October 2012 marks 50 years since the passage of the Kefauver-Harris Drug Act of 1962, known less formally as the Kefauver-Harris drug amendments. The bill, named for US Senator Estes Kefauver of Tennessee and US Representative Oren Harris of Arkansas, amended the Federal Food, Drug and Cosmetic Act of 1938 to require:
- Substantial evidence from clinical trials of both safety and efficacy – the FD&C Act of 1938 only required safety data
- FDA approval prior to marketing – previously, approval was automatic if FDA did not act on an application within 60 days
- Adherence to current good manufacturing practices (cGMP)
- Closer monitoring of clinical trials and informed consent of participants
- Disclosure of side effects in advertising
- Monitoring and reporting of post-marketing safety information
Oversight of prescription drug advertising was transferred from FTC to FDA. The bill also outlawed the then-common practice of repackaging generic drugs under new trade names, which generated huge revenues for pharmaceutical companies at the expense of the public.
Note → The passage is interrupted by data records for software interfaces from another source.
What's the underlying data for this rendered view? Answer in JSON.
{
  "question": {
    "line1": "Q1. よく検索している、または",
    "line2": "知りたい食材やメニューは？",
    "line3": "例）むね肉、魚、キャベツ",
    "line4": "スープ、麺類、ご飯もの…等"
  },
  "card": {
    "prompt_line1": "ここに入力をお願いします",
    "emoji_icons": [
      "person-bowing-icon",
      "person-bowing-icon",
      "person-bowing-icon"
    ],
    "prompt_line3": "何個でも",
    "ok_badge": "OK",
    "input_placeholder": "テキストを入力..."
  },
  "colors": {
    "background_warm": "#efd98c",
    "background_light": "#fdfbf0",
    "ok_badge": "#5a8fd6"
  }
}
All drugs approved prior to 1962 were to be re-reviewed to determine whether they met the new efficacy standard (ultimately, about one third of the drugs approved between 1938 and 1962 did not). That process led to the establishment of the Abbreviated New Drug Application (ANDA) approval pathway for generic drugs.
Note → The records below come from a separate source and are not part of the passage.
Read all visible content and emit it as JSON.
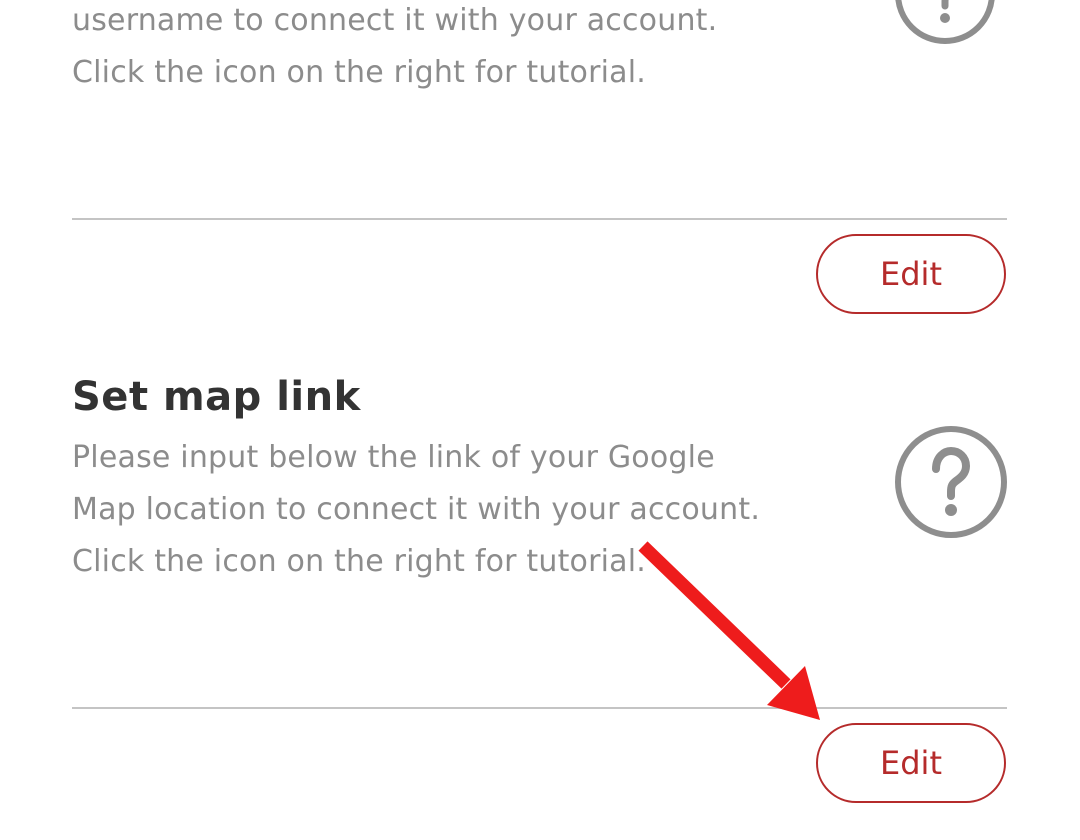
{
  "section_1": {
    "description_lines": [
      "username to connect it with your account.",
      "Click the icon on the right for tutorial."
    ],
    "edit_label": "Edit",
    "help_icon": "question-circle-icon"
  },
  "section_2": {
    "title": "Set map link",
    "description_lines": [
      "Please input below the link of your Google",
      "Map location to connect it with your account.",
      "Click the icon on the right for tutorial."
    ],
    "edit_label": "Edit",
    "help_icon": "question-circle-icon"
  },
  "annotation": {
    "icon": "red-arrow-icon",
    "color": "#ee1c1c"
  },
  "colors": {
    "accent": "#b52b2b",
    "body_text": "#8c8c8c",
    "title_text": "#333333",
    "divider": "#c4c4c4",
    "icon": "#8e8e8e"
  }
}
Senator Kefauver had been working since 1959 to rein in the pharmaceutical industry, investigating economic issues such as patent protections, drug costs and advertising practices. Just as the 1938 FD&C Act was inspired by the elixir sulfanilamide tragedy, passage of the 1962 amendments was helped considerably by the thalidomide tragedy. Another important figure in shaping the legislation was pharmacologist and physician Dr. Frances Oldham Kelsey, the FDA reviewer credited with blocking the approval of thalidomide in the US.
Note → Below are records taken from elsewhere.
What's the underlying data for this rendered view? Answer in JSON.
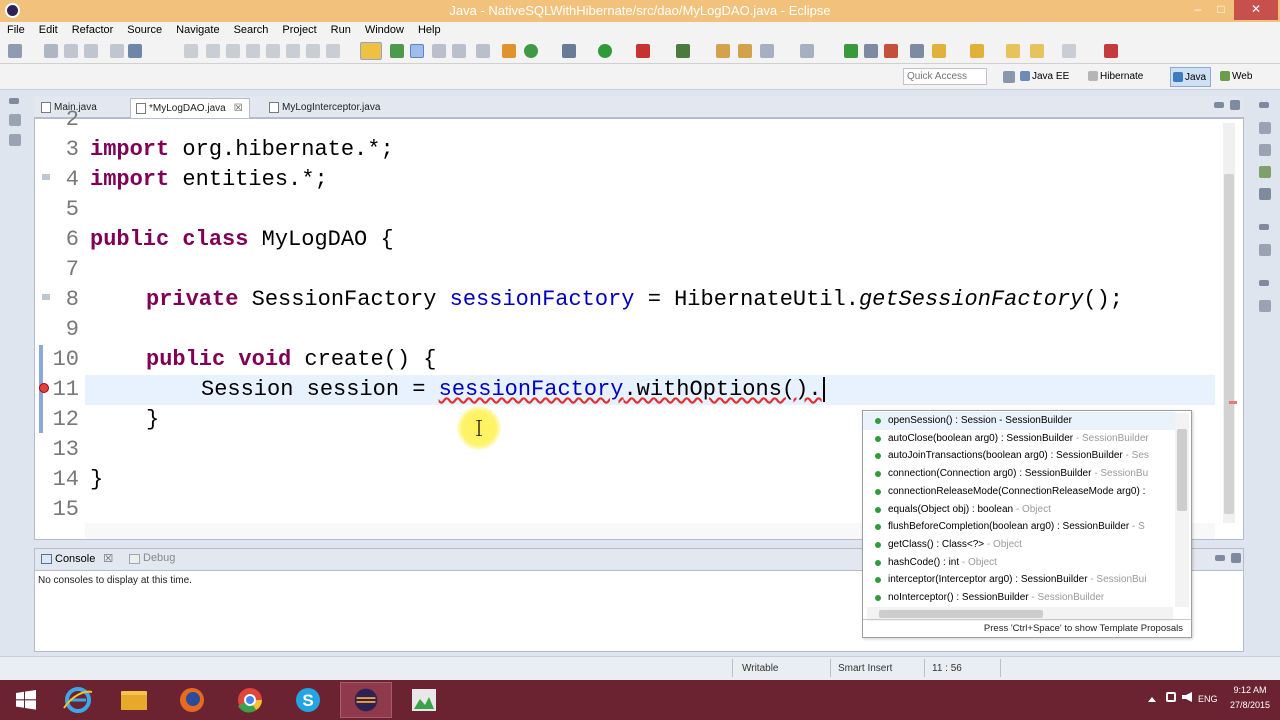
{
  "window": {
    "title": "Java - NativeSQLWithHibernate/src/dao/MyLogDAO.java - Eclipse",
    "minimize": "–",
    "maximize": "□",
    "close": "✕"
  },
  "menu": [
    "File",
    "Edit",
    "Refactor",
    "Source",
    "Navigate",
    "Search",
    "Project",
    "Run",
    "Window",
    "Help"
  ],
  "quick_access": {
    "placeholder": "Quick Access"
  },
  "perspectives": [
    {
      "label": "Java EE",
      "color": "#6c8bb8"
    },
    {
      "label": "Hibernate",
      "color": "#b5b5b5"
    },
    {
      "label": "Java",
      "color": "#3c7bc0",
      "active": true
    },
    {
      "label": "Web",
      "color": "#6b9e4a"
    }
  ],
  "editor_tabs": [
    {
      "label": "Main.java",
      "active": false
    },
    {
      "label": "*MyLogDAO.java",
      "active": true,
      "close": "☒"
    },
    {
      "label": "MyLogInterceptor.java",
      "active": false
    }
  ],
  "code": {
    "lines": [
      {
        "num": "2"
      },
      {
        "num": "3",
        "kw": "import",
        "text": " org.hibernate.*;"
      },
      {
        "num": "4",
        "kw": "import",
        "text": " entities.*;"
      },
      {
        "num": "5"
      },
      {
        "num": "6",
        "kw": "public class",
        "text": " MyLogDAO {"
      },
      {
        "num": "7"
      },
      {
        "num": "8",
        "kw": "private",
        "type": " SessionFactory ",
        "field": "sessionFactory",
        "rest": " = HibernateUtil.",
        "method": "getSessionFactory",
        "end": "();"
      },
      {
        "num": "9"
      },
      {
        "num": "10",
        "kw": "public void",
        "text": " create() {"
      },
      {
        "num": "11",
        "text": "Session session = ",
        "field_u": "sessionFactory",
        "rest": ".withOptions()."
      },
      {
        "num": "12",
        "text": "}"
      },
      {
        "num": "13"
      },
      {
        "num": "14",
        "text": "}"
      },
      {
        "num": "15"
      }
    ]
  },
  "completion": {
    "proposals": [
      {
        "sig": "openSession() : Session - SessionBuilder",
        "owner": ""
      },
      {
        "sig": "autoClose(boolean arg0) : SessionBuilder",
        "owner": " - SessionBuilder"
      },
      {
        "sig": "autoJoinTransactions(boolean arg0) : SessionBuilder",
        "owner": " - Ses"
      },
      {
        "sig": "connection(Connection arg0) : SessionBuilder",
        "owner": " - SessionBu"
      },
      {
        "sig": "connectionReleaseMode(ConnectionReleaseMode arg0) :",
        "owner": ""
      },
      {
        "sig": "equals(Object obj) : boolean",
        "owner": " - Object"
      },
      {
        "sig": "flushBeforeCompletion(boolean arg0) : SessionBuilder",
        "owner": " - S"
      },
      {
        "sig": "getClass() : Class<?>",
        "owner": " - Object"
      },
      {
        "sig": "hashCode() : int",
        "owner": " - Object"
      },
      {
        "sig": "interceptor(Interceptor arg0) : SessionBuilder",
        "owner": " - SessionBui"
      },
      {
        "sig": "noInterceptor() : SessionBuilder",
        "owner": " - SessionBuilder"
      }
    ],
    "hint": "Press 'Ctrl+Space' to show Template Proposals"
  },
  "console": {
    "tabs": [
      "Console",
      "Debug"
    ],
    "message": "No consoles to display at this time."
  },
  "status": {
    "writable": "Writable",
    "insert_mode": "Smart Insert",
    "position": "11 : 56"
  },
  "taskbar": {
    "language": "ENG",
    "time": "9:12 AM",
    "date": "27/8/2015"
  },
  "colors": {
    "keyword": "#7f0055",
    "field": "#0000c0",
    "titlebar": "#f2c27c",
    "taskbar": "#6b2332"
  }
}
Critics viewed the 1962 legislation as an excessive expansion of government power, since it greatly increased FDA’s control over pharmaceutical manufacturing and research. Following the revelation in 1961 that thalidomide caused severe birth defects, however, the American public – and Congress – were ready to support a stronger FDA.